Our second talk this week was from Makoto Fujiwara, who was visiting from TRIUMF in Canada. Prof. Fujiwara talked to us about the work he and his collaborators have been doing to create and trap atoms of anti-hydrogen at CERN.
After telling us a little about TRIUMF, Prof. Fujiwara moved on to discussing anti-hydrogen. As one might expect, anti-H atoms are made from an anti-proton and a positron. Although, anti-matter has been observed for decades, anti-H atoms were first observed quite recently, in 1996 at CERN. These were relativistic atoms, cold atoms (i.e. atoms whose kinetic energy was much less than their mass) were not observed until 2002.
Prof. Fujiwara explained that the ALPHA experiment at CERN that he is part of has been working to not only produce anti-H, but also to trap it. With trapped anti-H it will be possible to do precision spectroscopy and therefore probe the properties of anti-matter with great precision. This, in turn, may give insight into some of the foundations of modern physics, including the CPT theorem of quantum field theory and the equivalence principle of general relativity.
Next, Prof. Fujiwara explained how a combination of electric and magnetic fields could be used to trap charged particles and how more complicated magnetic field is needed to trap neutral particles. While the end result is neutral, and constituents of anti-H are charged, so both techniques are used.

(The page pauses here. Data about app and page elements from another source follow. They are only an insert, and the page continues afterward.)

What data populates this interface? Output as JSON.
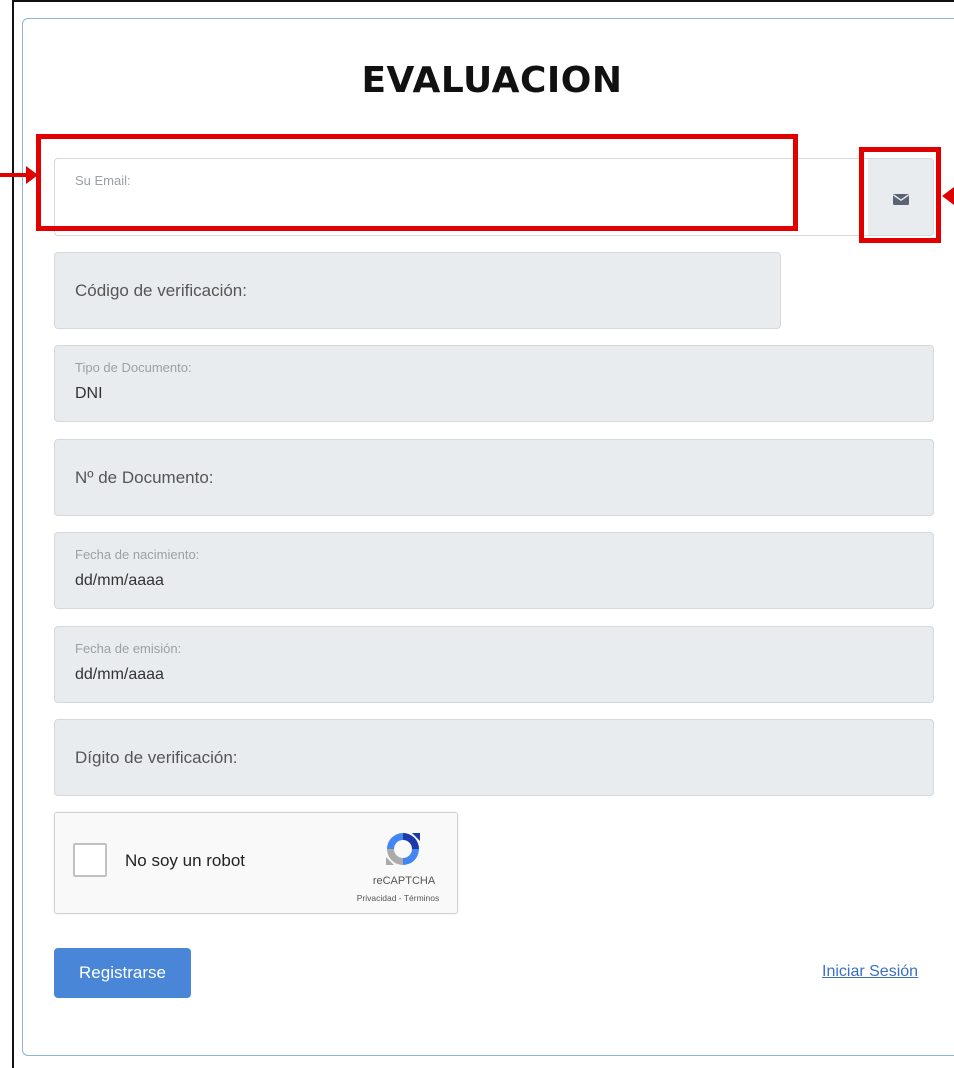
{
  "form": {
    "title": "EVALUACION",
    "email": {
      "label": "Su Email:",
      "value": "",
      "icon": "envelope-icon"
    },
    "verification_code": {
      "placeholder": "Código de verificación:"
    },
    "document_type": {
      "label": "Tipo de Documento:",
      "value": "DNI"
    },
    "document_number": {
      "placeholder": "Nº de Documento:"
    },
    "birth_date": {
      "label": "Fecha de nacimiento:",
      "value": "dd/mm/aaaa"
    },
    "issue_date": {
      "label": "Fecha de emisión:",
      "value": "dd/mm/aaaa"
    },
    "check_digit": {
      "placeholder": "Dígito de verificación:"
    },
    "recaptcha": {
      "label": "No soy un robot",
      "brand": "reCAPTCHA",
      "terms": "Privacidad - Términos"
    },
    "register_button": "Registrarse",
    "login_link": "Iniciar Sesión"
  },
  "colors": {
    "highlight": "#e00000",
    "field_bg": "#e9ecef",
    "button_bg": "#4a86d8",
    "link": "#3a6fc4"
  }
}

After explaining some of the challenges inherent in trapping and cooling the charged particles, we then heard about the results. The collaboration succeeded in trapping anti-H in 2010, and later that same year managed to extend the trapping time to 1000 seconds. Prof. Fujiwara explained to us that the long trapping time was especially important for the precision spectroscopy experiments they wish to carry out.

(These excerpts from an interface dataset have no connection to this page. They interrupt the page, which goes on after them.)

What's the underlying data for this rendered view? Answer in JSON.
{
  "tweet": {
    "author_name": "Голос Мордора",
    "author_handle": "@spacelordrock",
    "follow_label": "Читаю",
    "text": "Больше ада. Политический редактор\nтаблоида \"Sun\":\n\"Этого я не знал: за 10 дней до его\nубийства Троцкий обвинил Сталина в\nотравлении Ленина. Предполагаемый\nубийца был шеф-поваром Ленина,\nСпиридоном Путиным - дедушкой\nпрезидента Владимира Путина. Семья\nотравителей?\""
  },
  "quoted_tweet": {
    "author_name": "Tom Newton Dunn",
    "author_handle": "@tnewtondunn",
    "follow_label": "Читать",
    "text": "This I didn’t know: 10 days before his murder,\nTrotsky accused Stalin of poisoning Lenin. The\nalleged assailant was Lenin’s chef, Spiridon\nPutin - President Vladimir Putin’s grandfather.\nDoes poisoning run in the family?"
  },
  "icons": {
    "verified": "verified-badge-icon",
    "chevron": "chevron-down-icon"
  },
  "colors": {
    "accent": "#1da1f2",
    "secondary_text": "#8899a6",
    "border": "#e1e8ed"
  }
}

The talk concluded with an outline of the future extensions of the ALPHA experiment and the various challenges they face.